### Work instruction
The answer must be an exact copy of all the data below.

== Extracted material ==

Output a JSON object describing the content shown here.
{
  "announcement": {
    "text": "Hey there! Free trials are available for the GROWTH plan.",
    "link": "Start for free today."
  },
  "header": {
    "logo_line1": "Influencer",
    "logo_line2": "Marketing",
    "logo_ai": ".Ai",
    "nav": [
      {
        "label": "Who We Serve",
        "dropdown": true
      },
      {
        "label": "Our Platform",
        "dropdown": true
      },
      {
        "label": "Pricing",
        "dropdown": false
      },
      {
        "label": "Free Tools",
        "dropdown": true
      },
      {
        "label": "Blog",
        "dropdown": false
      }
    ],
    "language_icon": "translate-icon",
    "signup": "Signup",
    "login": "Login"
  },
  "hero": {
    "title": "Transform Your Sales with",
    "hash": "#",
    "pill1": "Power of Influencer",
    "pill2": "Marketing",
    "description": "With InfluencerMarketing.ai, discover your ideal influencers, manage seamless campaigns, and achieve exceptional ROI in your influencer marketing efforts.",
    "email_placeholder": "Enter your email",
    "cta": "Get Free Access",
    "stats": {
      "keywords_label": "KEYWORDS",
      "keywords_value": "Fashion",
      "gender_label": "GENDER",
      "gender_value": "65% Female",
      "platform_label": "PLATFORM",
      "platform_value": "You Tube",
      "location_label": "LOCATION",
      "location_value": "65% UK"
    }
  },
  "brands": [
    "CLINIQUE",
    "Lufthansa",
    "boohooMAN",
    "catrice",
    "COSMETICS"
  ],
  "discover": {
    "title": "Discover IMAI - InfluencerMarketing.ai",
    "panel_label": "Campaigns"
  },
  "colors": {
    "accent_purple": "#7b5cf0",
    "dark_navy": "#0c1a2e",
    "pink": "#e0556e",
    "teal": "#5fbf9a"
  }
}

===

### Output below
Output a JSON object describing the content shown here.
{
  "announcement": {
    "text": "Hey there! Free trials are available for the GROWTH plan.",
    "link": "Start for free today."
  },
  "header": {
    "logo_line1": "Influencer",
    "logo_line2": "Marketing",
    "logo_ai": ".Ai",
    "nav": [
      {
        "label": "Who We Serve",
        "dropdown": true
      },
      {
        "label": "Our Platform",
        "dropdown": true
      },
      {
        "label": "Pricing",
        "dropdown": false
      },
      {
        "label": "Free Tools",
        "dropdown": true
      },
      {
        "label": "Blog",
        "dropdown": false
      }
    ],
    "language_icon": "translate-icon",
    "signup": "Signup",
    "login": "Login"
  },
  "hero": {
    "title": "Transform Your Sales with",
    "hash": "#",
    "pill1": "Power of Influencer",
    "pill2": "Marketing",
    "description": "With InfluencerMarketing.ai, discover your ideal influencers, manage seamless campaigns, and achieve exceptional ROI in your influencer marketing efforts.",
    "email_placeholder": "Enter your email",
    "cta": "Get Free Access",
    "stats": {
      "keywords_label": "KEYWORDS",
      "keywords_value": "Fashion",
      "gender_label": "GENDER",
      "gender_value": "65% Female",
      "platform_label": "PLATFORM",
      "platform_value": "You Tube",
      "location_label": "LOCATION",
      "location_value": "65% UK"
    }
  },
  "brands": [
    "CLINIQUE",
    "Lufthansa",
    "boohooMAN",
    "catrice",
    "COSMETICS"
  ],
  "discover": {
    "title": "Discover IMAI - InfluencerMarketing.ai",
    "panel_label": "Campaigns"
  },
  "colors": {
    "accent_purple": "#7b5cf0",
    "dark_navy": "#0c1a2e",
    "pink": "#e0556e",
    "teal": "#5fbf9a"
  }
}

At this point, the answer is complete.